In the first of our worldwide reviews we are looking at Nikka Whisky. Nikka Whisky Distilling Co. Ltd hails from Japan where they presently own two distilleries, the first of which was founded in 1934. Their story begins when their founder, Masataka Taketsuru, traveled to Scotland in 1918 to study chemistry in Glasgow university. He married a Scottish woman and settled in Campbeltown where he completed an apprenticeship with Hazelburn distillery. Together with his wife Rita, they returned to Japan in late 1920 where he began working with a company called Kotobukiya that would eventually become Suntory. Here he oversaw the building and commissioning of the Yamazaki Distillery, Japans first Whisky Distillery.
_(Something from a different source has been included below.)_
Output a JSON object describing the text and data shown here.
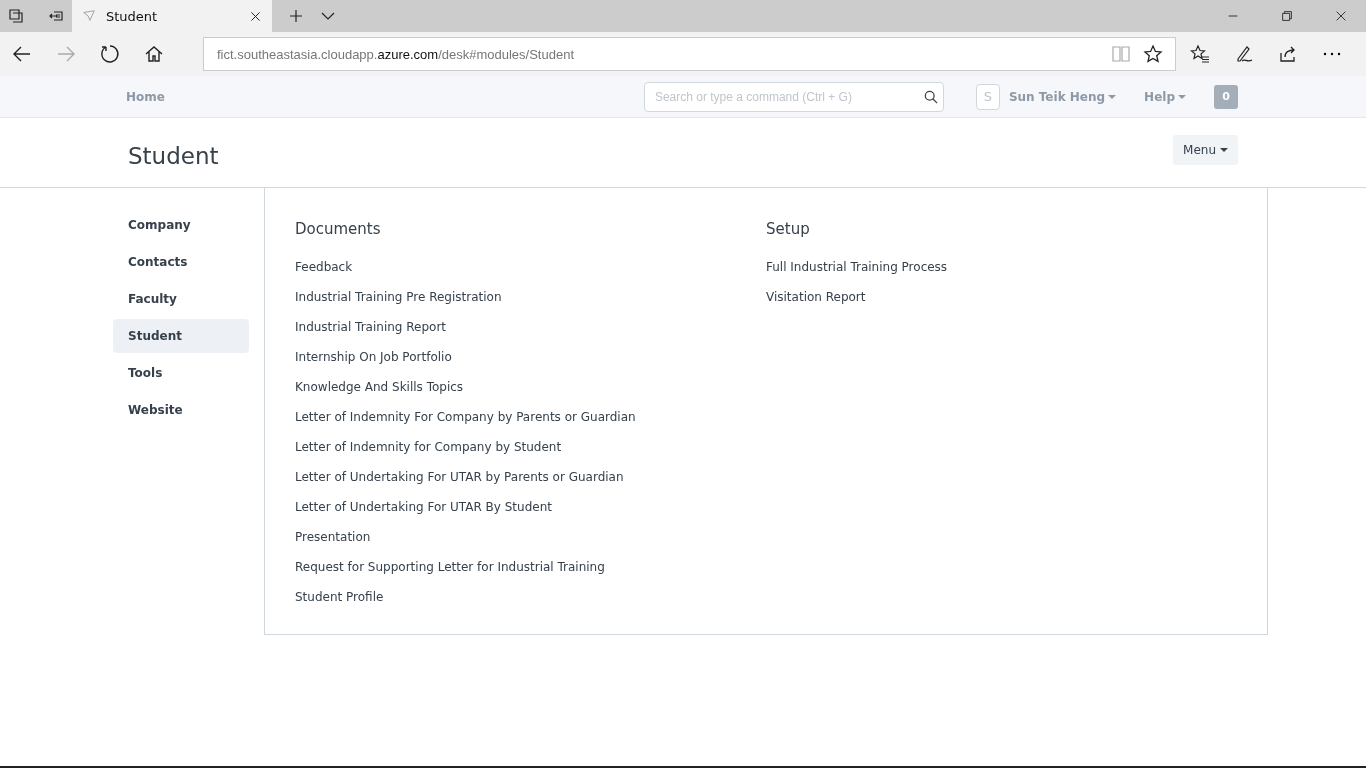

In 1934 he founded a distillery called “Dai Nippon Kaju K.K.”. Situated in Yoichi in Northern Japan, it was an area he considered most like the Scottish countryside. In 1940 the first “Nikka Whisky” was launched and in 1952 the companies name changed to what we know it as today. In 1969, owing to the success of Nikka whisky, a second distillery was formed in the rolling hills of Miyagikyo. As an addition to Miyagikyo Distillery, two Coffey stills for grain whisky production were introduced to complement the copper pot stills already in Miyagikyo and Yoichi. As the final part of our history lesson, in 1989 the company acquired Ben Nevis Distillery in Scotland. Nikka now have about 14 whiskies in their own brand portfolio along with a Gin and Vodka.
Our tasting adventure starts with their “Nikka From The Barrel” release. Coming in a square 500ml bottle and rolling in at 51.4%, it isn’t the strongest of Cask Strength whiskys out there, but this little bottle does pack a punch. The whisky itself is a marriage of three components; single malts from both distilleries and grain whisky from Miyagikyo. As it’s a NAS we have no age on the spirit but I am informed that the marriage of the blend takes place over 3 – 6 months in used casks. Its was easy to see why this is a multi-award winning whisky including 3 Gold Medals at the International Spirits Challenge. I found it to be very complex on both the nose and the palate. So complex I had to enjoy a second one (cough cough)! At what I would personally consider the lower range of Cask Strengths, it was easy to drink without water but the addition of just a drop of water opened up the flavour profile massively allowing the complexity to be peeled back slightly. I also found that the longer this dram had in room air, the better it seemed to get. At approximately €50, its is a very affordable whisky for such a great quality dram. So here are my tasting notes;
Nose; Very complex. Unripened bananas, hazelnuts, a hint of shoe polish, malt and a good strong hit of coffee. Maybe some wood shavings in there too.
Palate; Lovely spice and pepper to the fore making way for vanilla, mandarins, ginger and cloves.
Finish; Medium finish for a cask strength but very pleasant. Mouth drying towards the end with a slight cocoa bitterness in there. Addition of water almost masks this.